Heritage neglected

Call for preservation of Ananda Mohan Bose's ancestral home
The ancestral home of Ananda Mohan Bose, social reformer of the 19th century, lies in sheer neglect in Itna upazila of Kishoreganj. A local ruling party leader and his brothers are currently occupying the property on seven acres of land. Photo: Collected

Most visitors who want to see the boyhood home of eminent nineteenth-century social reformer, nationalist and Brahmo religious leader Ananda Mohan Bose in Jaysiddhi village in Kishoreganj's Itna upazila leave disappointed.

The property, said to have originally consisted of seven acres, is currently in the possession of a union-level Awami League leader and his brothers. The homestead isn't well-preserved.

Born in 1847, Bose's achievements can scarcely be overestimated. He was the first Indian to achieve the distinction of “Wrangler” at Cambridge University by attaining first-class honours in mathematics. He was active in organising Indian students to effectively agitate against the colonial regime. His lobbying efforts proved crucial in having Calcutta University recognised as a teaching institution and the university, in turn, nominated him for membership of the Bengal Legislative Council.

Closer to his village home, Bose founded the Ananda Mohan College and City Collegiate School in Mymensingh town.
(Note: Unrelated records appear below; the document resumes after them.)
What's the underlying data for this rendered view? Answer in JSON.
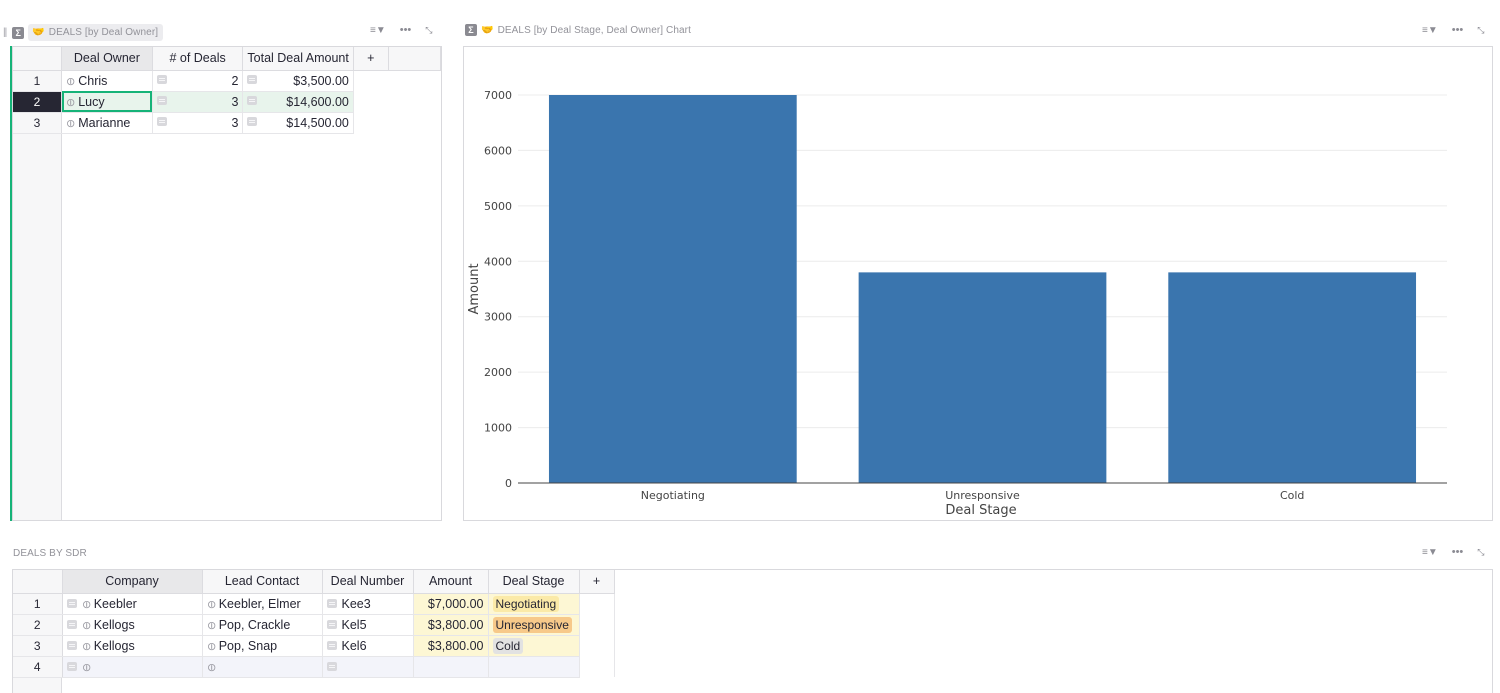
{
  "left_widget": {
    "title": "DEALS [by Deal Owner]",
    "columns": [
      "Deal Owner",
      "# of Deals",
      "Total Deal Amount",
      "+"
    ],
    "rows": [
      {
        "num": "1",
        "owner": "Chris",
        "deals": "2",
        "amount": "$3,500.00"
      },
      {
        "num": "2",
        "owner": "Lucy",
        "deals": "3",
        "amount": "$14,600.00"
      },
      {
        "num": "3",
        "owner": "Marianne",
        "deals": "3",
        "amount": "$14,500.00"
      }
    ]
  },
  "chart_widget": {
    "title": "DEALS [by Deal Stage, Deal Owner] Chart"
  },
  "chart_data": {
    "type": "bar",
    "categories": [
      "Negotiating",
      "Unresponsive",
      "Cold"
    ],
    "values": [
      7000,
      3800,
      3800
    ],
    "title": "",
    "xlabel": "Deal Stage",
    "ylabel": "Amount",
    "ylim": [
      0,
      7000
    ],
    "yticks": [
      0,
      1000,
      2000,
      3000,
      4000,
      5000,
      6000,
      7000
    ],
    "bar_color": "#3a75ae",
    "grid": true
  },
  "bottom_widget": {
    "title": "DEALS BY SDR",
    "columns": [
      "Company",
      "Lead Contact",
      "Deal Number",
      "Amount",
      "Deal Stage",
      "+"
    ],
    "rows": [
      {
        "num": "1",
        "company": "Keebler",
        "contact": "Keebler, Elmer",
        "deal_number": "Kee3",
        "amount": "$7,000.00",
        "stage": "Negotiating",
        "stage_color": "#fbeaa8"
      },
      {
        "num": "2",
        "company": "Kellogs",
        "contact": "Pop, Crackle",
        "deal_number": "Kel5",
        "amount": "$3,800.00",
        "stage": "Unresponsive",
        "stage_color": "#f7c98a"
      },
      {
        "num": "3",
        "company": "Kellogs",
        "contact": "Pop, Snap",
        "deal_number": "Kel6",
        "amount": "$3,800.00",
        "stage": "Cold",
        "stage_color": "#e2e2e2"
      },
      {
        "num": "4",
        "company": "",
        "contact": "",
        "deal_number": "",
        "amount": "",
        "stage": ""
      }
    ]
  },
  "colors": {
    "accent_green": "#16b378",
    "bar_blue": "#3a75ae",
    "amount_bg": "#fdf7d4"
  },
  "icons": [
    "grip-icon",
    "sigma-icon",
    "handshake-icon",
    "sort-filter-icon",
    "more-icon",
    "expand-icon",
    "link-icon",
    "reference-icon"
  ]
}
He was committed to the eradication of illiteracy and championed women's education.

“Jaysiddhi village is named after Bose's ancestors Jayram and Siddhiram Bose,” says former parliamentarian Fazlur Rahman. “During the 1965 war the Bose family were driven out. That's when Amir Uddin took possession of the land.”

Amir Uddin, who died about eight years ago, is a controversial figure. He is the father of the property's current occupants. Fazlur says he was an anti-liberation leader from adjacent Algapara.
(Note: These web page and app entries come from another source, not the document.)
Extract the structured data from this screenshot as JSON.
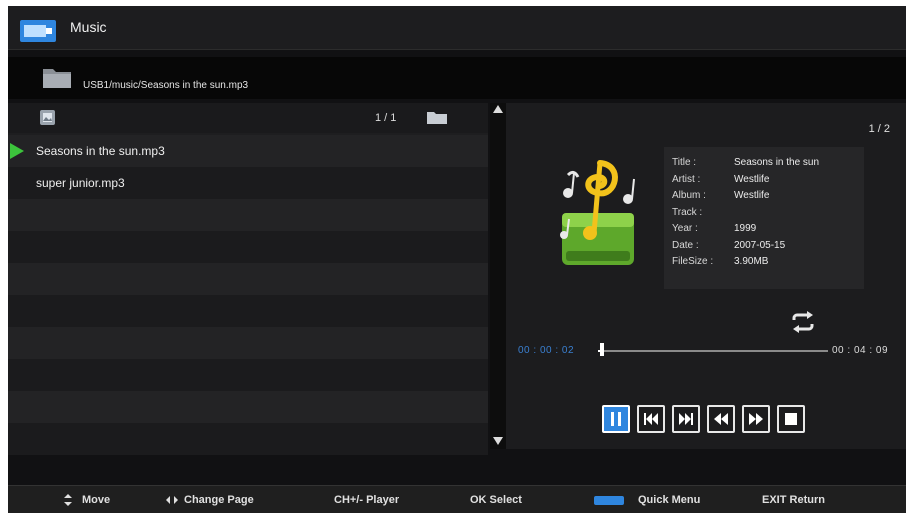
{
  "header": {
    "title": "Music",
    "icon": "music-folder-icon"
  },
  "path": {
    "text": "USB1/music/Seasons in the sun.mp3",
    "icon": "folder-icon"
  },
  "list": {
    "page": "1 / 1",
    "items": [
      {
        "name": "Seasons in the sun.mp3",
        "playing": true
      },
      {
        "name": "super junior.mp3",
        "playing": false
      }
    ]
  },
  "player": {
    "page": "1 / 2",
    "info": [
      {
        "key": "Title :",
        "value": "Seasons in the sun"
      },
      {
        "key": "Artist :",
        "value": "Westlife"
      },
      {
        "key": "Album :",
        "value": "Westlife"
      },
      {
        "key": "Track :",
        "value": ""
      },
      {
        "key": "Year :",
        "value": "1999"
      },
      {
        "key": "Date :",
        "value": "2007-05-15"
      },
      {
        "key": "FileSize :",
        "value": "3.90MB"
      }
    ],
    "time_current": "00 : 00 : 02",
    "time_total": "00 : 04 : 09",
    "progress_fraction": 0.008,
    "controls": [
      "pause",
      "previous",
      "next",
      "rewind",
      "fast-forward",
      "stop"
    ],
    "active_control": "pause"
  },
  "footer": {
    "move": "Move",
    "change_page": "Change Page",
    "player": "CH+/- Player",
    "select": "OK Select",
    "quick_menu": "Quick Menu",
    "exit": "EXIT Return"
  },
  "colors": {
    "accent": "#2f86df",
    "play_marker": "#3cc43c",
    "art_green": "#7cc43a",
    "art_gold": "#f2c21b"
  }
}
“Amir was a local Peace Committee leader during the Liberation War,” agrees Itna upazila's freedom fighter commander Nazrul Islam Thakur.

“At first Amir took a 'lease' on the property,” Fazlur states. “During the mass upsurge of 1969 the community briefly evicted him; during Yahya Khan's rule he returned.”

“Many valuables were looted from the home during the Liberation War,” he continues. “Hundreds of books from Bose's library were burned. There used to be two large ponds in front of the home but those were filled in over the years.”

Many people in the community want the Bose property preserved as a public heritage site. “On various occasions there have been protests to free the homestead,” says Roushan Ali Rossow, a writer and retired schoolteacher from nearby Chilni village. “As influential quarters have an interest, it has never happened.”

“If there is any lease it should be cancelled,” agrees Moazzem Hossain Babul, former vice-president of the Ananda Mohan College Students' Union and Awami League's district-level secretary. “The Bose property should be freed from occupation. That land is priceless heritage for greater Mymensingh and should be used for public purpose. We will soon launch an agitation to free it.”

Kishoreganj district's freedom fighter commander Md Asad Ullah likewise calls for the property to be recovered and developed as a museum.

“A memorandum demanding release of the homestead was submitted to the prime minister last year,” says Kamrul Hasan Khan Jewel, convenor of local organisation Jagorito Itna.

Abul Hye, one of Amir's sons and also Jaysiddhi union AL president, refuted the allegation that his father worked against liberation. “My father took out a lease on around two acres, including the Bose homestead, in 1967,” he says. “After the Liberation War, the lease was renewed for 99 years. My father wasn't involved with the local Peace Committee. There is no such report in the area.”

Md Moshiur Rahman Khan, Itna upazila nirbahi officer, says no allegation concerning the legality of the lease has been raised. “As far as I know the two-acre land was taken on lease, so it is not land grabbing,” he says. “As no allegation has been made I have no scope to investigate.”

Rakhi Roy, regional director at the archaeology department, says the property is not listed with the department. “We will send a team to the site soon to submit a report to the cultural affairs ministry. If the place is deemed to have preservation merit we will proceed accordingly.”